Rick borrowed me one of his cellos. He has 3 (two of his, and one belongs to his daughter).
That beautiful instrument spent more than two weeks at my living room. Every evening for that two weeks, I went home as soon as I can, just to arrive early enough to play the cello.
Well the first lesson just gave me an exercise of open strings, but that’s more than enough for me. The sound: oh, my dear! Within less than 3 days, I already decided to have a cello of my own. There’s no renting here, so yes I have to buy one. Rick helped me to contact one specific music outlet, “This is a trusted one,” Rick said. Let’s go!
So yes: I bought my cello with my “singing/side jobs” money. And boy, it’s very expensive! I think this one reason for me to keep playing this instrument. It really cost me a lot. An additional to that expensive cello, I bought its hard case –the bright red case made of fiber. It’s so sleek. Love it.
When it got home, I called Rick. And he came the next morning, tried to tune it. Unfortunately, it didn’t work well. Something’s wrong. I was so sad and worried. But Rick calmed me out, he said, “The shop will change the tailpiece. Don’t worry.”
The next day, I went to the shop, which took me 90 minutes to get there. Boy, it’s so far away. The shop is not that big, a part of the principal’s office. Yes, the shop is a part of this Jakarta Music Academy, founded by Mr. Jap Tjie Kien and his wife, Mrs. Kuei Pin Yeo.
Mr. Jap himself took my cello, and brought it to his office that filled with so many cellos, violins in many different sizes, and acoustic bass. And Rick’s right, one part of my cello should be changed.

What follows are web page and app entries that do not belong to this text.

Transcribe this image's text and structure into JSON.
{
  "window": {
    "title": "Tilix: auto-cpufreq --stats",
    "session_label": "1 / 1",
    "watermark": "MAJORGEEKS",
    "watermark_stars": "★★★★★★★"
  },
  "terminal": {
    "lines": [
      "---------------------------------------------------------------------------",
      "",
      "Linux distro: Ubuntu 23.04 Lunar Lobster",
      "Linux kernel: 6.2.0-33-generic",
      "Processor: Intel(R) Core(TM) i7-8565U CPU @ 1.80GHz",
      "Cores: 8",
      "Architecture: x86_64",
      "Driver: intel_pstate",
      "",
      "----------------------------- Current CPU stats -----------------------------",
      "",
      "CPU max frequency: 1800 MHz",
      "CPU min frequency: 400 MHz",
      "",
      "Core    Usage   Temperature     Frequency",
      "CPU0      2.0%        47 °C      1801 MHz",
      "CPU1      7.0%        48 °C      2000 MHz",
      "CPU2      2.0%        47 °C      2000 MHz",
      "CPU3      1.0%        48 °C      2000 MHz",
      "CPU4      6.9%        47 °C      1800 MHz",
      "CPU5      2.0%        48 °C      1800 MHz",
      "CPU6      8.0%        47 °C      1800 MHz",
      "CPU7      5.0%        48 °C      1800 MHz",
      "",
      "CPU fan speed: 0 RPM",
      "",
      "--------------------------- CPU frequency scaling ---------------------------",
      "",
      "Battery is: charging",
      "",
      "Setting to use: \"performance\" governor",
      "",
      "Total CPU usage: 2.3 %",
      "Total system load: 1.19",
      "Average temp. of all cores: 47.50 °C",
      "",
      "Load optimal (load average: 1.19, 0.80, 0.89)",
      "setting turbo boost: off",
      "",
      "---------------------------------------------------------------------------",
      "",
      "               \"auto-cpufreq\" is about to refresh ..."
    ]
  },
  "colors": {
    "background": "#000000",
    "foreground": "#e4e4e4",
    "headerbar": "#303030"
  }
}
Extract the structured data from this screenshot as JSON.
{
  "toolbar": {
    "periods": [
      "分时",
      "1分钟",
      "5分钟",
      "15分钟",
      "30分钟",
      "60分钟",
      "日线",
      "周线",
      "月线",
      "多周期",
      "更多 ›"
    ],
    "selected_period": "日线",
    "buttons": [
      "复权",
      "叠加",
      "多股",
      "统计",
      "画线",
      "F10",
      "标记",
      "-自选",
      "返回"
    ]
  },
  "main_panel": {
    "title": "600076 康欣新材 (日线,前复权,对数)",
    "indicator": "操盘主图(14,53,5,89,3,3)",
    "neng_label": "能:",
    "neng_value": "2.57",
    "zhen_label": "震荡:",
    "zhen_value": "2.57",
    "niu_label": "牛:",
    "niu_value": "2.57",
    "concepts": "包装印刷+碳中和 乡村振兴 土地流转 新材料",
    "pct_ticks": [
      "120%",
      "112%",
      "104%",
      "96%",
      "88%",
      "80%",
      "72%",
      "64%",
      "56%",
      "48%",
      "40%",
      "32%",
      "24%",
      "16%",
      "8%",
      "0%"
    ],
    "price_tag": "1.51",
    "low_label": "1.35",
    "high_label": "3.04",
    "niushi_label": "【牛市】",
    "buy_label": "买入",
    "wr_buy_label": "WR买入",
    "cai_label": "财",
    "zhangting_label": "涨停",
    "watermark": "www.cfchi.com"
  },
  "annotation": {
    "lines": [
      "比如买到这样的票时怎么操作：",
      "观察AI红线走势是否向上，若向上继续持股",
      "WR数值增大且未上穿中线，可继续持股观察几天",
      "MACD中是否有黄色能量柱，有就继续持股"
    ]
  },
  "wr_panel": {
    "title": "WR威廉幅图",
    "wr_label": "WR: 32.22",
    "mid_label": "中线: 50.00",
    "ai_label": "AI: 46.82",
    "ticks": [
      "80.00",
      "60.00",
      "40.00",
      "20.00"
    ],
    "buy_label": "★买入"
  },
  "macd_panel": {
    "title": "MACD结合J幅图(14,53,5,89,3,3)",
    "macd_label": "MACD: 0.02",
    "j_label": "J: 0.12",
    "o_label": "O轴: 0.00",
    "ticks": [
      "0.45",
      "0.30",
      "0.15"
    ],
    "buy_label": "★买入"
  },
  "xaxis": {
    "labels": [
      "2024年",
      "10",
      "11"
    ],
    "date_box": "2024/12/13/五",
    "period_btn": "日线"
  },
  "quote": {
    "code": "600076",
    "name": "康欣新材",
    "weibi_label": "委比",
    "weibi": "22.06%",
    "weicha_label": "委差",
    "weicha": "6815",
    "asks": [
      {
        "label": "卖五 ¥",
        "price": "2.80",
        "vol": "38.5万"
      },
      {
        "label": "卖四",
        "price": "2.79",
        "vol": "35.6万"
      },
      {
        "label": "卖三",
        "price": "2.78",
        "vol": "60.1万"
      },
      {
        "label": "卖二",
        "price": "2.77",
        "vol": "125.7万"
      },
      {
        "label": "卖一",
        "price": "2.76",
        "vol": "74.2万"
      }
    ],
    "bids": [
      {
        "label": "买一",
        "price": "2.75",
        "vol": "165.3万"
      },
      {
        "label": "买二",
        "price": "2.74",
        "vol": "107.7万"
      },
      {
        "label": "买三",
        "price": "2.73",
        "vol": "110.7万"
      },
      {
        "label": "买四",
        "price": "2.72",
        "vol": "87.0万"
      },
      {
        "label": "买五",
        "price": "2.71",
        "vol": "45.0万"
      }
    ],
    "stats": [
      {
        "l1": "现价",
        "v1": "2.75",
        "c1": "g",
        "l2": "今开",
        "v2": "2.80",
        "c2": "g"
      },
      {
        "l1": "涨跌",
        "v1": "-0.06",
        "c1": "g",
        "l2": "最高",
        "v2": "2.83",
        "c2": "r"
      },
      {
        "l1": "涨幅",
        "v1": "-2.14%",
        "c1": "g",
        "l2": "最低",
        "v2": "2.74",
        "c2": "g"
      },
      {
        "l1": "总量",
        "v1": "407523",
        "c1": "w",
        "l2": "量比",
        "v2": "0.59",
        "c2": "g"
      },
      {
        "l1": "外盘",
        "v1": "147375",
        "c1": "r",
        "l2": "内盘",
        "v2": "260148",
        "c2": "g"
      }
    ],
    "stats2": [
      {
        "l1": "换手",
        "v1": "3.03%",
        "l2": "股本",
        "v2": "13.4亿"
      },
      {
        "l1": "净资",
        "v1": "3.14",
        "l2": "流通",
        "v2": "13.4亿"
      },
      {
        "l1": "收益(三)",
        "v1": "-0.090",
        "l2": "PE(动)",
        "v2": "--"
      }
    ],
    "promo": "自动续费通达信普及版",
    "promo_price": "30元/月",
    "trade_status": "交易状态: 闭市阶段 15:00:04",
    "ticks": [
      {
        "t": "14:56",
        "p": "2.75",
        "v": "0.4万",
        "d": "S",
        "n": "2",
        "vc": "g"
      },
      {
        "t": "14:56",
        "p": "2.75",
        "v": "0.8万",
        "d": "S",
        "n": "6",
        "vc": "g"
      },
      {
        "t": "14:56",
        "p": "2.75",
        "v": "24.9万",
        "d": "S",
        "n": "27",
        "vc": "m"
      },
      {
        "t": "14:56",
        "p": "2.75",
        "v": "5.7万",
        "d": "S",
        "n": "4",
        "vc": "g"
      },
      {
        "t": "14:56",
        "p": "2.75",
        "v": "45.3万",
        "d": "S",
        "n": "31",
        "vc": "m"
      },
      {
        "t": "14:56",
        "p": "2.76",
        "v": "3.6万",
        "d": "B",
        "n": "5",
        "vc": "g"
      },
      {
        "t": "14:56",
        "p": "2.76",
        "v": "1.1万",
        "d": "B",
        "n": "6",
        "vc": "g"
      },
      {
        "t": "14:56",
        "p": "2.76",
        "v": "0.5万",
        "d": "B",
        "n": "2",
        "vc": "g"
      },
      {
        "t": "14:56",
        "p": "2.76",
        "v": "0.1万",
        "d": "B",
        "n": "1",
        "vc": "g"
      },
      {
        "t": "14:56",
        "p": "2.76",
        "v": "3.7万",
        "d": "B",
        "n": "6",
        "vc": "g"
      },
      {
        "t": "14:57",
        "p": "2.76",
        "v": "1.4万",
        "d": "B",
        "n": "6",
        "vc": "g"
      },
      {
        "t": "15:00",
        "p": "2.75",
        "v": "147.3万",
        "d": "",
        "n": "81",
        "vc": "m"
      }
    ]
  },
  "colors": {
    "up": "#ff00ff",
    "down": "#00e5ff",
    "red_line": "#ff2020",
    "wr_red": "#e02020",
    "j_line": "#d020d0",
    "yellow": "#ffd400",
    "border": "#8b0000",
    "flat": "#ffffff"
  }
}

Its tailpiece’s not working.
Looking at how my cello’s being fixed, was so interesting. But what made it even more exciting and assuring was having a casual, friendly and fruitful conversation with Mr. Jap, the founder of the academy/composer/violinist/ professor/ teacher of my teacher. Mr. Jap and his wife, Madame Kuei Pin Yeo –the famous pianist & my idol- stubbornly dedicate their lives to Indonesian young talented musicians.
Mr. Jap said, out of all children and from any country all over the world, Indonesian children are the most talented children on earth. “You can teach them anything. And in a very short time, the become expert. Play beautifully, with the right emotion, the precision… they’re perfect. But, they’re so quick to quit”
“A bit lazy, maybe?” I asked. And he smiled, and nodded, “Yes. If only Indonesian children have 30% (mind you, only 30%) of Chinese children’s willingness and diligent, we will rule the world of music in this universe.” Wow: UNIVERSE, he said. “Maybe Indonesian water and rice that make us so musical,” he added, smiling.
This is great to know and wish many parents know about this, so they can help their children to concentrate more/be more focused and stay firm on whatever instrument they choose to play.
While waiting for Mr. Jap to fix the tailpiece, Mr. Jap managed to find out that it’s me who’s going to play the instrument. Of course I added my daughter’s name as a player, just to make it sounds right. But apparently he took it seriously. He said that it’s great. He said many adults decided to play music today, at the mature age, and they play good.
Oh my, how relieved I was, am and will always be.
Thank you, Sir.
You made my day.